PROBLEM DESCRIPTION
Word for word, restate the records that come next, omitting the images.

MATERIALS PROVIDED
##############################

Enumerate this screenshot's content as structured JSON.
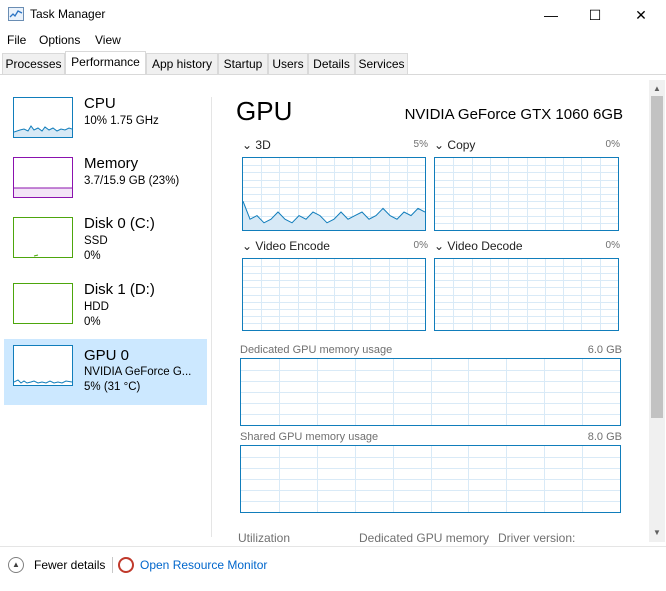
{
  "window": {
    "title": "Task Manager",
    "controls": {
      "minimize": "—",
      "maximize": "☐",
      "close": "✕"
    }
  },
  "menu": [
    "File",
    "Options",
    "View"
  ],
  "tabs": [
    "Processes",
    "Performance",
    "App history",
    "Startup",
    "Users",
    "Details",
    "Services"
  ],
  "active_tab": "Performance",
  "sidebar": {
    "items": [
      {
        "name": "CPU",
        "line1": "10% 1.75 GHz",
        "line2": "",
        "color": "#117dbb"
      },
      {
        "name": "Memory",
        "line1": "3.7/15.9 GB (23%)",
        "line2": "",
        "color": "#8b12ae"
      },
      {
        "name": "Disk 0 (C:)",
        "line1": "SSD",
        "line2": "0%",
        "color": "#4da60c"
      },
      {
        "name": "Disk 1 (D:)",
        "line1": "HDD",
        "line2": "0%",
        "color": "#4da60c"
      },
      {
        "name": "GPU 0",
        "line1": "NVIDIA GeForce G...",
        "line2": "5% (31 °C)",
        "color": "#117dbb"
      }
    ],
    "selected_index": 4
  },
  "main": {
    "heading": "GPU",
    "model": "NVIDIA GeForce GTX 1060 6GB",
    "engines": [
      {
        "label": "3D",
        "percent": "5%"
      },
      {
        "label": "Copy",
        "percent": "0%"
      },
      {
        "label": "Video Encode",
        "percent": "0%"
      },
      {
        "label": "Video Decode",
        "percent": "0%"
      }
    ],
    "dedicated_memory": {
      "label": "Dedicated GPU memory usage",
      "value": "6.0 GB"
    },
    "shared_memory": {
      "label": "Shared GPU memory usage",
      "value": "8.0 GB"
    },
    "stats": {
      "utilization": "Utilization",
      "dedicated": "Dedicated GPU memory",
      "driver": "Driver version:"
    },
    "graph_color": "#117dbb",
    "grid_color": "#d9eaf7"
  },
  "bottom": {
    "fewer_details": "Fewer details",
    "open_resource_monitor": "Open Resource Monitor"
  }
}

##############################

EXERCISE SOLUTION
Enumerate this screenshot's content as structured JSON.
{
  "window": {
    "title": "Task Manager",
    "controls": {
      "minimize": "—",
      "maximize": "☐",
      "close": "✕"
    }
  },
  "menu": [
    "File",
    "Options",
    "View"
  ],
  "tabs": [
    "Processes",
    "Performance",
    "App history",
    "Startup",
    "Users",
    "Details",
    "Services"
  ],
  "active_tab": "Performance",
  "sidebar": {
    "items": [
      {
        "name": "CPU",
        "line1": "10% 1.75 GHz",
        "line2": "",
        "color": "#117dbb"
      },
      {
        "name": "Memory",
        "line1": "3.7/15.9 GB (23%)",
        "line2": "",
        "color": "#8b12ae"
      },
      {
        "name": "Disk 0 (C:)",
        "line1": "SSD",
        "line2": "0%",
        "color": "#4da60c"
      },
      {
        "name": "Disk 1 (D:)",
        "line1": "HDD",
        "line2": "0%",
        "color": "#4da60c"
      },
      {
        "name": "GPU 0",
        "line1": "NVIDIA GeForce G...",
        "line2": "5% (31 °C)",
        "color": "#117dbb"
      }
    ],
    "selected_index": 4
  },
  "main": {
    "heading": "GPU",
    "model": "NVIDIA GeForce GTX 1060 6GB",
    "engines": [
      {
        "label": "3D",
        "percent": "5%"
      },
      {
        "label": "Copy",
        "percent": "0%"
      },
      {
        "label": "Video Encode",
        "percent": "0%"
      },
      {
        "label": "Video Decode",
        "percent": "0%"
      }
    ],
    "dedicated_memory": {
      "label": "Dedicated GPU memory usage",
      "value": "6.0 GB"
    },
    "shared_memory": {
      "label": "Shared GPU memory usage",
      "value": "8.0 GB"
    },
    "stats": {
      "utilization": "Utilization",
      "dedicated": "Dedicated GPU memory",
      "driver": "Driver version:"
    },
    "graph_color": "#117dbb",
    "grid_color": "#d9eaf7"
  },
  "bottom": {
    "fewer_details": "Fewer details",
    "open_resource_monitor": "Open Resource Monitor"
  }
}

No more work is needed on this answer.